In addition, women were excluded from the bodies drafting the new constitutions, while discussions took place about women’s roles belonging in the domestic sphere. There were also efforts to rail back progressive family law and politically motivated violence against women emerged.

The impact differed in North Africa, compared with the Middle East. This difference is because more women have been elected or were appointed than in the former. And typically, women’s issues have been used to further political gains in the Maghreb, particularly to counter Islamist momentum. The appointment of Tunisia’s first female prime minister, for example, was called out by some as mere symbolism.
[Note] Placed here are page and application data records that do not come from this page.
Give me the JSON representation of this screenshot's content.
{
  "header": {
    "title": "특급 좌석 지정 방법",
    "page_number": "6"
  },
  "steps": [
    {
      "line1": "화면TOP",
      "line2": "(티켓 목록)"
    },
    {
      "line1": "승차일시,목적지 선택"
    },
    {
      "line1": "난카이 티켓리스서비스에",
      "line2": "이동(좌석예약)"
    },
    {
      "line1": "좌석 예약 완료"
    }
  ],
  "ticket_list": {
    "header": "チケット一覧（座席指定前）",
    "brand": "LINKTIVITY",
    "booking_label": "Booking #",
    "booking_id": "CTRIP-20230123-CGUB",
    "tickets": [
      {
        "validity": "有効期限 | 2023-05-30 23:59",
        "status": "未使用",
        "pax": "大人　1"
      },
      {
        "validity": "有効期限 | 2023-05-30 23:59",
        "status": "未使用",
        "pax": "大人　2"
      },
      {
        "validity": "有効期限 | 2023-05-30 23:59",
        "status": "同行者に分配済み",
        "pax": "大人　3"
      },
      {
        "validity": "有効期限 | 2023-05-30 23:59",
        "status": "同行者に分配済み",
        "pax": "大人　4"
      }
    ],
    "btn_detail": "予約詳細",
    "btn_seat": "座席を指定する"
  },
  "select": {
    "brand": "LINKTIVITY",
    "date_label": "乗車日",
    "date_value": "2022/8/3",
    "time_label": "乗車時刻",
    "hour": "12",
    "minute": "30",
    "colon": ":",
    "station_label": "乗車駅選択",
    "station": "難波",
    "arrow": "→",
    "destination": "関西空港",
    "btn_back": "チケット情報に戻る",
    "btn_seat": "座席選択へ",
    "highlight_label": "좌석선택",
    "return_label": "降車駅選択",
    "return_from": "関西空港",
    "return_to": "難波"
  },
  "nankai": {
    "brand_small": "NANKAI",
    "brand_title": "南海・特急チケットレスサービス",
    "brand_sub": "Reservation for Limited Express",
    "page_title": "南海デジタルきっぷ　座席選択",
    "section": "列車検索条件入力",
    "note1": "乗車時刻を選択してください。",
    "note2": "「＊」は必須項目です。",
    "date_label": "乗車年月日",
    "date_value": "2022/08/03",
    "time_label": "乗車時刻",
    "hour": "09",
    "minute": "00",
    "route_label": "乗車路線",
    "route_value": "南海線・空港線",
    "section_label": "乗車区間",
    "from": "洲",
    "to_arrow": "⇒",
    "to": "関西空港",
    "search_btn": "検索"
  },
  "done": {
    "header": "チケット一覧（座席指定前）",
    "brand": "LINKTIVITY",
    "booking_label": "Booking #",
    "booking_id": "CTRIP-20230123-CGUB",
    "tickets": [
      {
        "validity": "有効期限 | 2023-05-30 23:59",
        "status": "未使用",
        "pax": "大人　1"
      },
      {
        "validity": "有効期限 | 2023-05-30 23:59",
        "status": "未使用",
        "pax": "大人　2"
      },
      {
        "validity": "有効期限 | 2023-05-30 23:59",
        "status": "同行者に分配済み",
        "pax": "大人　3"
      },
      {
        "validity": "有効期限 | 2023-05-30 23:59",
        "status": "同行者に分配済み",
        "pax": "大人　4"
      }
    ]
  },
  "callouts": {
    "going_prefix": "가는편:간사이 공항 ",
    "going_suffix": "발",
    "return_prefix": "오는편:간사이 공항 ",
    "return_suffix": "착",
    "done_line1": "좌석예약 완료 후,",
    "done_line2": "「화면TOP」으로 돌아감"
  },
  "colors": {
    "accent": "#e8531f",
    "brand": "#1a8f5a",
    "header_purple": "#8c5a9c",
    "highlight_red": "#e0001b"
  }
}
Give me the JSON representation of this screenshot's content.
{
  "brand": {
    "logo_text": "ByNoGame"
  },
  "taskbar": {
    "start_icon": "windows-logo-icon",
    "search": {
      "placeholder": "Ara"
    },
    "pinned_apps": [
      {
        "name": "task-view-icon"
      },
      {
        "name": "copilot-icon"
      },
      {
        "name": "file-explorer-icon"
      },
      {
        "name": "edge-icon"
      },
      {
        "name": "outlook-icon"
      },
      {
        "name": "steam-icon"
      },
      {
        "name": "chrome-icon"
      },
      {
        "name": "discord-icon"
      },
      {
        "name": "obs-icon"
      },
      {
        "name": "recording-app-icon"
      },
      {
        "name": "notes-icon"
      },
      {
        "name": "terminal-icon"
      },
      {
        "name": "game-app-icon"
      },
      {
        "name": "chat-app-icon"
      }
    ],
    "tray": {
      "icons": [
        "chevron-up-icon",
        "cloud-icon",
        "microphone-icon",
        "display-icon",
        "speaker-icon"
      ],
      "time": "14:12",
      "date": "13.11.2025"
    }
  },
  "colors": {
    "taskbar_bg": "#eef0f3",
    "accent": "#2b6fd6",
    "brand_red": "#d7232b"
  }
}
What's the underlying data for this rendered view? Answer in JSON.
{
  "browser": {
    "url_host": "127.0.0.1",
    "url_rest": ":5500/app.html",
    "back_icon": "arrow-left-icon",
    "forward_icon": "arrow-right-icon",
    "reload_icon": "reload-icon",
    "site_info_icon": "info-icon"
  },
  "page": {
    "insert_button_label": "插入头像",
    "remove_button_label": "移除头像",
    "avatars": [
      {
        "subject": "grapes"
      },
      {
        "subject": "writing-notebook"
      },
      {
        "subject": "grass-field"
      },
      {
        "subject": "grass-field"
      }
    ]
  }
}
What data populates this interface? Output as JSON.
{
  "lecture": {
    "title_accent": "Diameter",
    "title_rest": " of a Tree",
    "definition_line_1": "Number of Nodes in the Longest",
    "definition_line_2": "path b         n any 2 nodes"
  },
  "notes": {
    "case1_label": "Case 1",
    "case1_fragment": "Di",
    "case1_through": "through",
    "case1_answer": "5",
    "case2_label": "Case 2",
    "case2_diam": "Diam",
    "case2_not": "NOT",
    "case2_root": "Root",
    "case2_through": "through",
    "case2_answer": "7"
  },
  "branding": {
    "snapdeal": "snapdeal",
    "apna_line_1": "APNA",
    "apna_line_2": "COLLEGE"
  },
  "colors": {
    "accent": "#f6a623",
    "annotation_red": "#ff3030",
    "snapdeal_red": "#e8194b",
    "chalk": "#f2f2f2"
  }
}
The Arab Spring also changed women’s rights movements going forward, with these gender-based rights playing centre stage when urging democratic reforms and more interaction with Islamic feminists. 


Women’s movements that seek gender equality have existed in some form since before the 20th century across the MENA region but how they have manifested in each country is particular to their own context and history. Nationalist movements may be intertwined with feminism, but the needs of women have played secondary to issues of nationalist concern. 

Women’s rights have also been used as a tool to counter the increased popularity of conservative elements. Although generally, strides have been made in affording women better economic, political and social rights, some areas are still tricky to establish impact, like violence against women. Other areas have been less controversial, like personal status laws, and that has been, arguably, more amenable to change. 

Increased Islamisation has been generally seen as antithetical to women’s rights, but more female leadership among these groups could be the vehicle to instigate change after the disappointing impact of the so-called Arab Spring.